There is no legislation in Mozambique that allows the força local to function, and some perceive it as an imposition by strong Makonde generals. Members’ efforts were initially disorganized, with friendly fire incidents with government troops recorded. Recently, the government began assisting in the reorganization of the group and proclaimed its desire to legalize the militia.
Local militias have increased ethnic tensions in other African countries confronting violent extremism, according to research.
Regardless of their involvement in assisting security forces, such armed groups have contributed to the situation throughout northern Nigeria. Bandits in the country’s north-west defend their actions in part as retaliation for Yan Sakai militia activity.
Some Combined Joint Task Force personnel utilize their governmental support to perpetrate rape, armed robbery, and extrajudicial executions in the north-east.
Uganda has extensive experience combatting terrorism in Africa, having committed hundreds of troops to Somalia and the Democratic Republic of the Congo (DRC).

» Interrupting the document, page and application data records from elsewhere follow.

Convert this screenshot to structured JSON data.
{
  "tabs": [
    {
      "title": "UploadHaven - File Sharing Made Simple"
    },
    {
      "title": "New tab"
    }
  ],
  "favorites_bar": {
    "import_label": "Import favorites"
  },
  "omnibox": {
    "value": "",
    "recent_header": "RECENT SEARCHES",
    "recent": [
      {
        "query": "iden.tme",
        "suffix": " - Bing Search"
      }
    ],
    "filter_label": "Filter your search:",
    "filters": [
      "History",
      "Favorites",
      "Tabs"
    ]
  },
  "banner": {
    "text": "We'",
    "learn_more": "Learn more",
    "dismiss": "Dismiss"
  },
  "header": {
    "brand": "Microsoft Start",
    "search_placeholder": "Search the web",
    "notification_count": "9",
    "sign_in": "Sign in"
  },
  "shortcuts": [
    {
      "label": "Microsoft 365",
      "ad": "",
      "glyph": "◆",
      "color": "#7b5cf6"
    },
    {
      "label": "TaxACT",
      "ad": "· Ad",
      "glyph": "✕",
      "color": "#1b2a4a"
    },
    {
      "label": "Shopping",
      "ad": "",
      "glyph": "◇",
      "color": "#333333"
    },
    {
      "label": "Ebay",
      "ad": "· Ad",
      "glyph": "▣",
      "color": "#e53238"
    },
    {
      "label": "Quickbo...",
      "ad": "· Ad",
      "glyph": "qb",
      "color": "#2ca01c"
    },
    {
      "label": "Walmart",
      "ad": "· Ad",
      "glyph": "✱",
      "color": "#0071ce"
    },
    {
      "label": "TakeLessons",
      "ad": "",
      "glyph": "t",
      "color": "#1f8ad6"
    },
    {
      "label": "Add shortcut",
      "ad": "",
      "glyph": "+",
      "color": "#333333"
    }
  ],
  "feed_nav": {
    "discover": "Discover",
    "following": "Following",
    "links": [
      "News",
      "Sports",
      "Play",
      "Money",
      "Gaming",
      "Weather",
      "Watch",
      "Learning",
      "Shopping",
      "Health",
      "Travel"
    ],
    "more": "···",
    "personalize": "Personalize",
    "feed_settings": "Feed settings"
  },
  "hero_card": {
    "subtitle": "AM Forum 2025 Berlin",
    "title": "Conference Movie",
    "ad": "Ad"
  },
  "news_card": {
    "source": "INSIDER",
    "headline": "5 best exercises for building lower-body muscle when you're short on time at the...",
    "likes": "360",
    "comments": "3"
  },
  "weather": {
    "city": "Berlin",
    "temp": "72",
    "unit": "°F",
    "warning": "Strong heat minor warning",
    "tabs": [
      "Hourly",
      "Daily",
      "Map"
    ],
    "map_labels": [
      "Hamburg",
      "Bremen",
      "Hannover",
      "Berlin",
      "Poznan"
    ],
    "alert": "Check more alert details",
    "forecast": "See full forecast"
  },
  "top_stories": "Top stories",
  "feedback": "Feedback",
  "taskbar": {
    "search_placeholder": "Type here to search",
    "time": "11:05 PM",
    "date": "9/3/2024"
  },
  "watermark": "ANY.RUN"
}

Although Uganda’s engagement in eastern DRC is sometimes seen as controversial — troops have been accused of assisting certain rebel groups and facilitating illicit mineral exports – Uganda’s assistance might help stabilize Cabo Delgado.

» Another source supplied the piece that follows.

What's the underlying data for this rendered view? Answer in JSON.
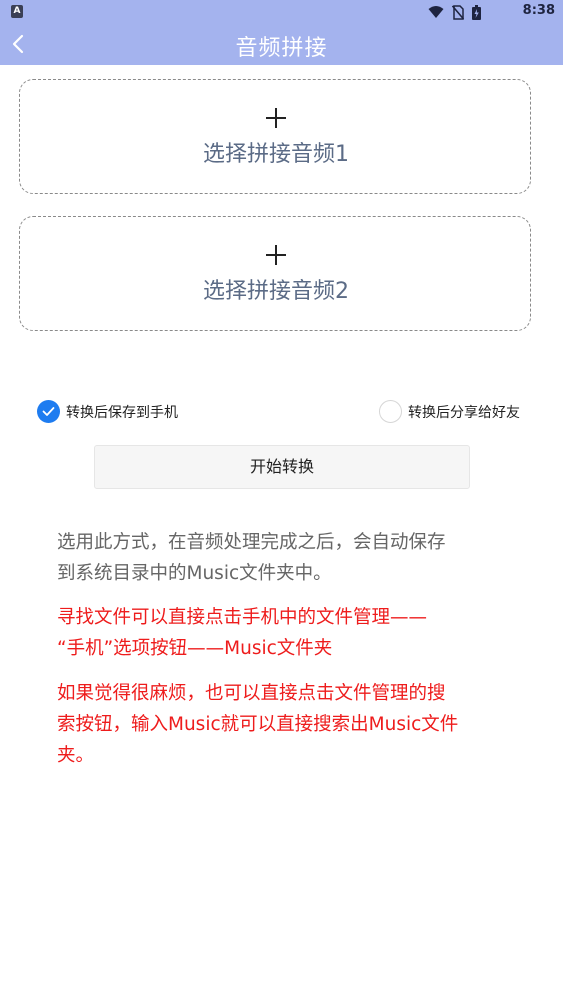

Uganda is similarly interested in the stability of Cabo Delgado. Ugandans were among the terrorists apprehended in Mozambique, and the nation is fighting the Allied Democratic Forces – a group associated with the Islamic State, similar to al-Sunnah in Mozambique.
Uganda will also soon begin agro-industry development initiatives in Cabo Delgado to assist Makonde veterans, and soldiers will defend such businesses, according to Ugandan military sources.
However, Uganda’s assistance should go to Mozambique’s government and military forces, not an ethnically discriminatory militia. Military assistance should also be coordinated with the other soldiers currently stationed in Cabo Delgado as well as the African Union (AU).
It’s worth recalling that the presidents of Rwanda and Uganda just recently repaired the schism that had kept their nations’ borders closed for months.
By assisting the local força, Uganda may unknowingly contribute to the ethnic war between Mozambique’s dominating Makonde and Cabo Delgado’s majority Makwa and Kimwani. To avoid this, SADC and the AU should work with the governments of Mozambique and Uganda to organize the promised assistance.